1.5. Onion Skins

Onion skins show you the position of the figures in previous or subsequent key frames when editing a key frame. They are only shown in the frame editor canvas and not when playing or exporting an animation. By being able to see the relative position of figures in neighbouring frames it makes it easy to judge the amount of movement that should be applied to a figure to create realistic and fluid movements. In traditional hand drawn animation, this is often done using tracing paper (originally made from actual onion skins) or light boxes.

Background Onion Skin

The background onion skin is similar to the onion skins in Pivot v2, except that they are in colour and semi-transparent. They show all the figures from the previous frame only and are displayed behind all the figures in the frame editing area, but in-front of the background image. This is so that they don't have to be redrawn every time a figure is moved and so makes moving figures faster.

Selected Figure Onion Skins

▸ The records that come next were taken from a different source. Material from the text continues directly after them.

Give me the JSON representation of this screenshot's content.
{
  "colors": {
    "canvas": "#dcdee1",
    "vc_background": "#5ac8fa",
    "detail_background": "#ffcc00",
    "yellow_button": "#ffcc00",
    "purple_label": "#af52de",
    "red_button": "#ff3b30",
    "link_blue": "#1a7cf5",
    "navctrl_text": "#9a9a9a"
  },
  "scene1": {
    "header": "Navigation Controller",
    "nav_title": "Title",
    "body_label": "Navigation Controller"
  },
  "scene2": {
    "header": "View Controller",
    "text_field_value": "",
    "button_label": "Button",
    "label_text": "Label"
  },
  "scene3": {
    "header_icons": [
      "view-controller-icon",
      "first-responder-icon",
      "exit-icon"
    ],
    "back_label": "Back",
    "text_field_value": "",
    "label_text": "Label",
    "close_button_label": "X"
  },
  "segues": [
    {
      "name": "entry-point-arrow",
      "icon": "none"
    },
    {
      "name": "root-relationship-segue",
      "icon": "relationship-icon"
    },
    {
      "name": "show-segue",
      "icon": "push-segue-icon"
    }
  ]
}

The selected figure onion skins show onion skins from multiple previous key frames for the selected figure only. If multiple figures are selected then they are not shown. These onion skins are shown just behind the selected figure and so can normally be seen even when the editing area is filled with figures. They are shown in colour and are semi-transparent with the amount of transparency increasing the further away that frame is from the frame being edited.
A selected figure and its onion skins showing its position in 4 previous frames
Onion skins are not shown when the animation is played or exported
The number of selected figure onion skins can be changed from 0-9 in the options window. There is also a check-box that enables showing onion skins of subsequent frames when editing a frame in the middle of an animation (Show Ahead). Displaying this kind of onion skin can slow down the movement of figures in the frame editing canvas, so if it becomes to slow try setting the number of onion skins to zero. The number of onion skins is set to zero by default for this reason.
The selected figure onion skins work by giving each figure an ID number that associates it with the same figure in other frames. When you add a new figure to the editing area or duplicate a figure, the new figures will be given a new unique ID. When you add frames to the time-line, the figures keep their ID's so that the same figure has the same ID across all the frames that it appears in. This means that if you delete and then add a figure then you won't see these onion skins for it since it will then have a new ID. The ID for the selected figure can be seen in the status bar below the canvas.
After loading a Pivot v2 or v3 animation, you won't see these onion skins until you start adding new frames, because figures will have a unique ID in all frames. This is because Pivot v2 and v3 didn't support this kind of onion skin and so the PIV file doesn't store the figure IDs.